(What you are asked to do): Below are some records; repeat them all exactly, minus the pictures.

(Data):
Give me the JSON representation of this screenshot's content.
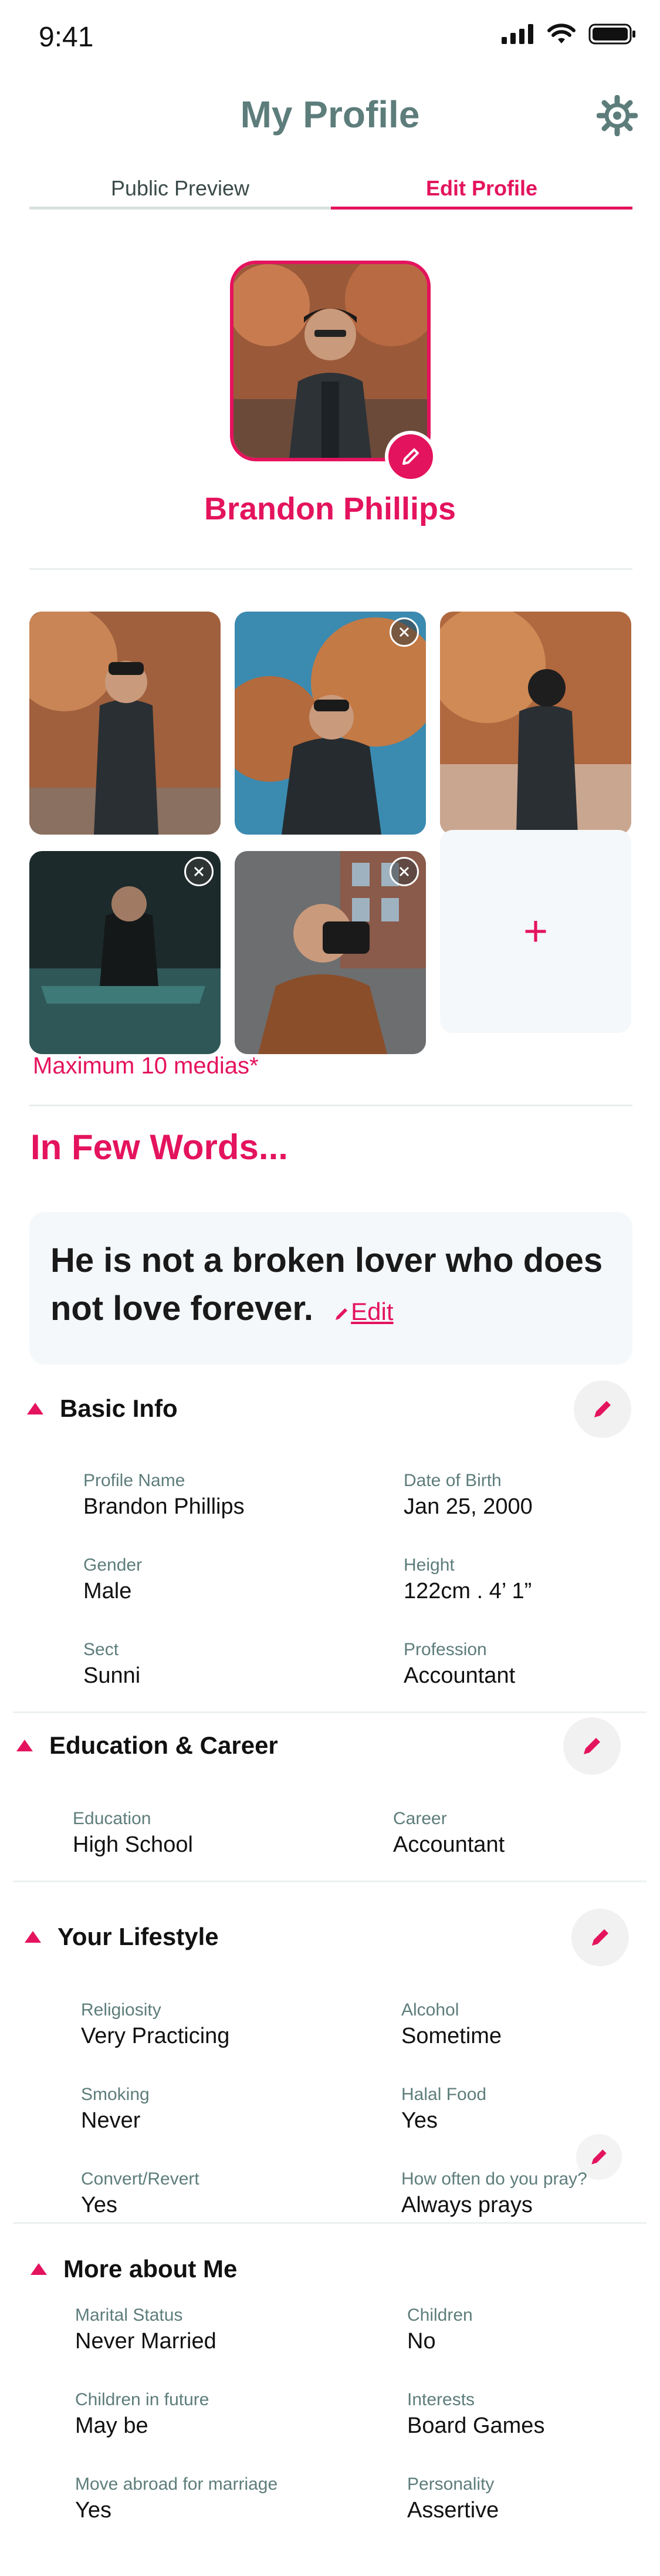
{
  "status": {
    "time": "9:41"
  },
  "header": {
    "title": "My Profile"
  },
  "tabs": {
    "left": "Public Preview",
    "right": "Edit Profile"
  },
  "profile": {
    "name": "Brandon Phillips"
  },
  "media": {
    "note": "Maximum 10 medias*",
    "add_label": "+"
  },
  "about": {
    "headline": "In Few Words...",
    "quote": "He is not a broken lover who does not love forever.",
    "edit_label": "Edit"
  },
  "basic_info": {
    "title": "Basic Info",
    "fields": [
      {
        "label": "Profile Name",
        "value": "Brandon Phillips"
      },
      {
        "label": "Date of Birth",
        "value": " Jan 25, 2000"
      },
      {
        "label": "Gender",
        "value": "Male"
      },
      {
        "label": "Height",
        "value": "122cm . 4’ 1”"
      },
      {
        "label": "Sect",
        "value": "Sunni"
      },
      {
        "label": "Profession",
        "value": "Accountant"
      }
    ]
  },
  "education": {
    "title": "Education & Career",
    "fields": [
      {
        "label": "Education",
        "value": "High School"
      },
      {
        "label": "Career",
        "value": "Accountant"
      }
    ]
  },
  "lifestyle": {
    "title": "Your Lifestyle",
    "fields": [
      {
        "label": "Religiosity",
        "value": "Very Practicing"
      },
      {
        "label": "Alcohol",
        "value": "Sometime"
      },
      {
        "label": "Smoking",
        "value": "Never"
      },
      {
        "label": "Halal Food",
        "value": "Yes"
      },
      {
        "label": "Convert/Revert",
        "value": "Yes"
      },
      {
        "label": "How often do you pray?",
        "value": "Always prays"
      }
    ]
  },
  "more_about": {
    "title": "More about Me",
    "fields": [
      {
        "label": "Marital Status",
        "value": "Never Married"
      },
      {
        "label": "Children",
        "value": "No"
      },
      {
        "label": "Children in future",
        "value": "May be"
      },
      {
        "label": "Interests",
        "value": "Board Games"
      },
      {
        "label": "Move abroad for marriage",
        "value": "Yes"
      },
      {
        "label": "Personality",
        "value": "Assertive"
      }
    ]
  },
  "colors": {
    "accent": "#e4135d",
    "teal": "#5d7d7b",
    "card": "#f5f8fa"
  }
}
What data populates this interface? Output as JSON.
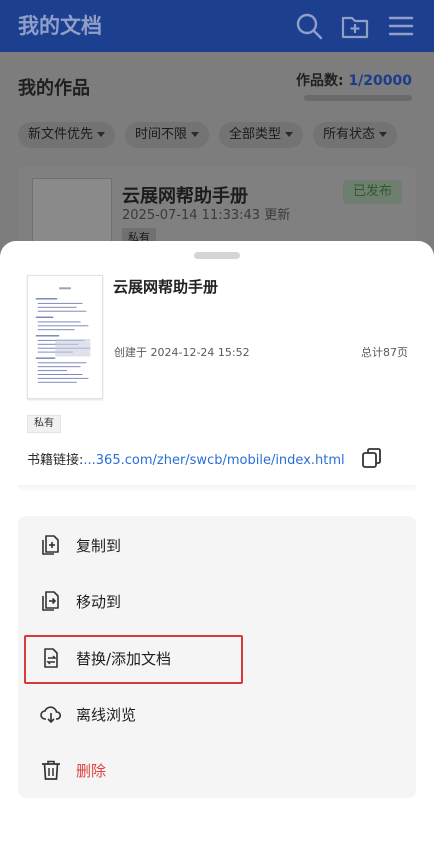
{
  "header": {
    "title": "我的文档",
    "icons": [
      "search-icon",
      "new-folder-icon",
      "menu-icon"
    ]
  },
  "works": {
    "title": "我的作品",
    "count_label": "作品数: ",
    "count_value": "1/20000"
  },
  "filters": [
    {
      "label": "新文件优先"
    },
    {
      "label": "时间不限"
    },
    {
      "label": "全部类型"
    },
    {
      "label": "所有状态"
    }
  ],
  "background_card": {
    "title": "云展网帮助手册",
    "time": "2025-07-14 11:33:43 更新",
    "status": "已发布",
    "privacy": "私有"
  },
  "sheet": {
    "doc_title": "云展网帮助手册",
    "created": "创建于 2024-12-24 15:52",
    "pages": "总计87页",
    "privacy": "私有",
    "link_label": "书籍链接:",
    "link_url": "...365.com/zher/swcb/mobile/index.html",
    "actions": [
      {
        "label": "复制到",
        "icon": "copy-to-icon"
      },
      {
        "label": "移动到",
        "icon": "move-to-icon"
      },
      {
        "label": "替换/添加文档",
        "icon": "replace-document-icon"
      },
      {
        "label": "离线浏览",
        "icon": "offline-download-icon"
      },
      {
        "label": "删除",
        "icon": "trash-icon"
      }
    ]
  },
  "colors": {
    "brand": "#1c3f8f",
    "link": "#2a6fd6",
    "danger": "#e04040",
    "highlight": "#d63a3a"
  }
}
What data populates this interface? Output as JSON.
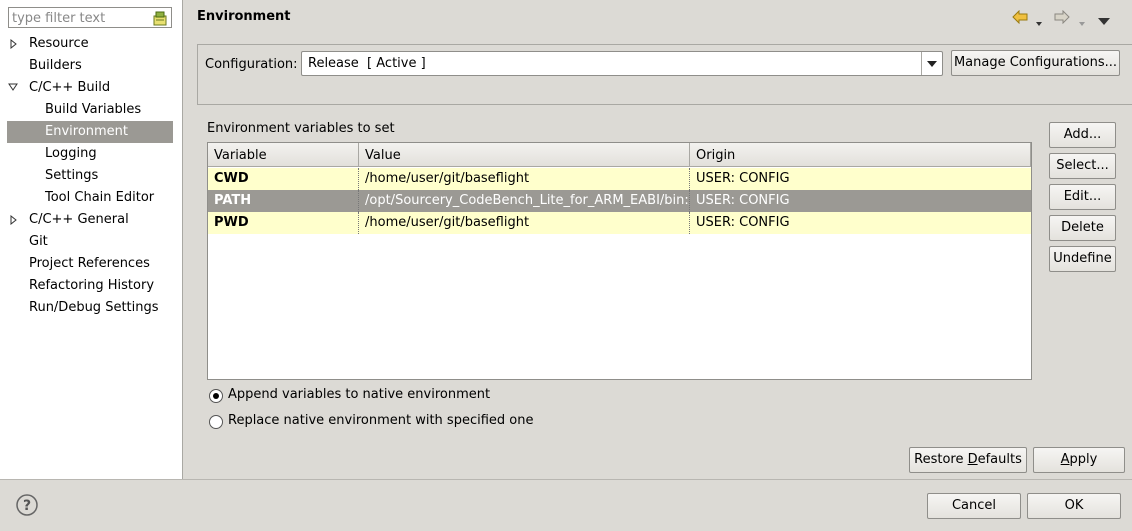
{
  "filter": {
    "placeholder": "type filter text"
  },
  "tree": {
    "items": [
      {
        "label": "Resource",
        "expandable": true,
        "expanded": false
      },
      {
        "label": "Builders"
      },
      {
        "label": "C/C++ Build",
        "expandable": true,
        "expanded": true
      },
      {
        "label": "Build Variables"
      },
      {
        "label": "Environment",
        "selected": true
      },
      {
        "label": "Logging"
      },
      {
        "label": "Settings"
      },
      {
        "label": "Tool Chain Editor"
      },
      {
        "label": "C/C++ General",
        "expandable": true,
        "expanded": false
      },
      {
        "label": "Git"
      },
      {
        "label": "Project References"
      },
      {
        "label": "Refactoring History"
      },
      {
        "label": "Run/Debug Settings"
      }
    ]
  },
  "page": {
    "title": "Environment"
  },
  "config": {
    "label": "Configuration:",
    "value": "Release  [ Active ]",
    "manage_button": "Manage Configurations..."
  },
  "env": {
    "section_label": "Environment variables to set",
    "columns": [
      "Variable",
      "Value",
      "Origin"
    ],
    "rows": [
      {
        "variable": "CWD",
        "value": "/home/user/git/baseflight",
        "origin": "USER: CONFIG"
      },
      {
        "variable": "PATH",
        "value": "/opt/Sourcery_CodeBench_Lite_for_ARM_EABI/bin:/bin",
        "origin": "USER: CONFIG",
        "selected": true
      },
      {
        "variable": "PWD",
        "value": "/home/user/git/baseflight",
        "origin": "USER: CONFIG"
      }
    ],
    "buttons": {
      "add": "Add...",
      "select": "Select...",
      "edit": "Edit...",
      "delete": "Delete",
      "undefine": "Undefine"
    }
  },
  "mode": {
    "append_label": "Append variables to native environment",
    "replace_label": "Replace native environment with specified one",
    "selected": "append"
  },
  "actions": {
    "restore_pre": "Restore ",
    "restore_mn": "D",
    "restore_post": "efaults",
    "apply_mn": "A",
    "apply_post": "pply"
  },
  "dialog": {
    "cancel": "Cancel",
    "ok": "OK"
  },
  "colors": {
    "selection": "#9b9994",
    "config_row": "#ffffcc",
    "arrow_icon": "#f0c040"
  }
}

(Answer for this exercise):
Give me the JSON representation of this screenshot's content.
{
  "status": {
    "time": "9:41"
  },
  "header": {
    "title": "My Profile"
  },
  "tabs": {
    "left": "Public Preview",
    "right": "Edit Profile"
  },
  "profile": {
    "name": "Brandon Phillips"
  },
  "media": {
    "note": "Maximum 10 medias*",
    "add_label": "+"
  },
  "about": {
    "headline": "In Few Words...",
    "quote": "He is not a broken lover who does not love forever.",
    "edit_label": "Edit"
  },
  "basic_info": {
    "title": "Basic Info",
    "fields": [
      {
        "label": "Profile Name",
        "value": "Brandon Phillips"
      },
      {
        "label": "Date of Birth",
        "value": " Jan 25, 2000"
      },
      {
        "label": "Gender",
        "value": "Male"
      },
      {
        "label": "Height",
        "value": "122cm . 4’ 1”"
      },
      {
        "label": "Sect",
        "value": "Sunni"
      },
      {
        "label": "Profession",
        "value": "Accountant"
      }
    ]
  },
  "education": {
    "title": "Education & Career",
    "fields": [
      {
        "label": "Education",
        "value": "High School"
      },
      {
        "label": "Career",
        "value": "Accountant"
      }
    ]
  },
  "lifestyle": {
    "title": "Your Lifestyle",
    "fields": [
      {
        "label": "Religiosity",
        "value": "Very Practicing"
      },
      {
        "label": "Alcohol",
        "value": "Sometime"
      },
      {
        "label": "Smoking",
        "value": "Never"
      },
      {
        "label": "Halal Food",
        "value": "Yes"
      },
      {
        "label": "Convert/Revert",
        "value": "Yes"
      },
      {
        "label": "How often do you pray?",
        "value": "Always prays"
      }
    ]
  },
  "more_about": {
    "title": "More about Me",
    "fields": [
      {
        "label": "Marital Status",
        "value": "Never Married"
      },
      {
        "label": "Children",
        "value": "No"
      },
      {
        "label": "Children in future",
        "value": "May be"
      },
      {
        "label": "Interests",
        "value": "Board Games"
      },
      {
        "label": "Move abroad for marriage",
        "value": "Yes"
      },
      {
        "label": "Personality",
        "value": "Assertive"
      }
    ]
  },
  "colors": {
    "accent": "#e4135d",
    "teal": "#5d7d7b",
    "card": "#f5f8fa"
  }
}
What data populates this interface? Output as JSON.
{
  "header": {
    "title": "我的文档",
    "icons": [
      "search-icon",
      "new-folder-icon",
      "menu-icon"
    ]
  },
  "works": {
    "title": "我的作品",
    "count_label": "作品数: ",
    "count_value": "1/20000"
  },
  "filters": [
    {
      "label": "新文件优先"
    },
    {
      "label": "时间不限"
    },
    {
      "label": "全部类型"
    },
    {
      "label": "所有状态"
    }
  ],
  "background_card": {
    "title": "云展网帮助手册",
    "time": "2025-07-14 11:33:43 更新",
    "status": "已发布",
    "privacy": "私有"
  },
  "sheet": {
    "doc_title": "云展网帮助手册",
    "created": "创建于 2024-12-24 15:52",
    "pages": "总计87页",
    "privacy": "私有",
    "link_label": "书籍链接:",
    "link_url": "...365.com/zher/swcb/mobile/index.html",
    "actions": [
      {
        "label": "复制到",
        "icon": "copy-to-icon"
      },
      {
        "label": "移动到",
        "icon": "move-to-icon"
      },
      {
        "label": "替换/添加文档",
        "icon": "replace-document-icon"
      },
      {
        "label": "离线浏览",
        "icon": "offline-download-icon"
      },
      {
        "label": "删除",
        "icon": "trash-icon"
      }
    ]
  },
  "colors": {
    "brand": "#1c3f8f",
    "link": "#2a6fd6",
    "danger": "#e04040",
    "highlight": "#d63a3a"
  }
}
What data populates this interface? Output as JSON.
{
  "filter": {
    "placeholder": "type filter text"
  },
  "tree": {
    "items": [
      {
        "label": "Resource",
        "expandable": true,
        "expanded": false
      },
      {
        "label": "Builders"
      },
      {
        "label": "C/C++ Build",
        "expandable": true,
        "expanded": true
      },
      {
        "label": "Build Variables"
      },
      {
        "label": "Environment",
        "selected": true
      },
      {
        "label": "Logging"
      },
      {
        "label": "Settings"
      },
      {
        "label": "Tool Chain Editor"
      },
      {
        "label": "C/C++ General",
        "expandable": true,
        "expanded": false
      },
      {
        "label": "Git"
      },
      {
        "label": "Project References"
      },
      {
        "label": "Refactoring History"
      },
      {
        "label": "Run/Debug Settings"
      }
    ]
  },
  "page": {
    "title": "Environment"
  },
  "config": {
    "label": "Configuration:",
    "value": "Release  [ Active ]",
    "manage_button": "Manage Configurations..."
  },
  "env": {
    "section_label": "Environment variables to set",
    "columns": [
      "Variable",
      "Value",
      "Origin"
    ],
    "rows": [
      {
        "variable": "CWD",
        "value": "/home/user/git/baseflight",
        "origin": "USER: CONFIG"
      },
      {
        "variable": "PATH",
        "value": "/opt/Sourcery_CodeBench_Lite_for_ARM_EABI/bin:/bin",
        "origin": "USER: CONFIG",
        "selected": true
      },
      {
        "variable": "PWD",
        "value": "/home/user/git/baseflight",
        "origin": "USER: CONFIG"
      }
    ],
    "buttons": {
      "add": "Add...",
      "select": "Select...",
      "edit": "Edit...",
      "delete": "Delete",
      "undefine": "Undefine"
    }
  },
  "mode": {
    "append_label": "Append variables to native environment",
    "replace_label": "Replace native environment with specified one",
    "selected": "append"
  },
  "actions": {
    "restore_pre": "Restore ",
    "restore_mn": "D",
    "restore_post": "efaults",
    "apply_mn": "A",
    "apply_post": "pply"
  },
  "dialog": {
    "cancel": "Cancel",
    "ok": "OK"
  },
  "colors": {
    "selection": "#9b9994",
    "config_row": "#ffffcc",
    "arrow_icon": "#f0c040"
  }
}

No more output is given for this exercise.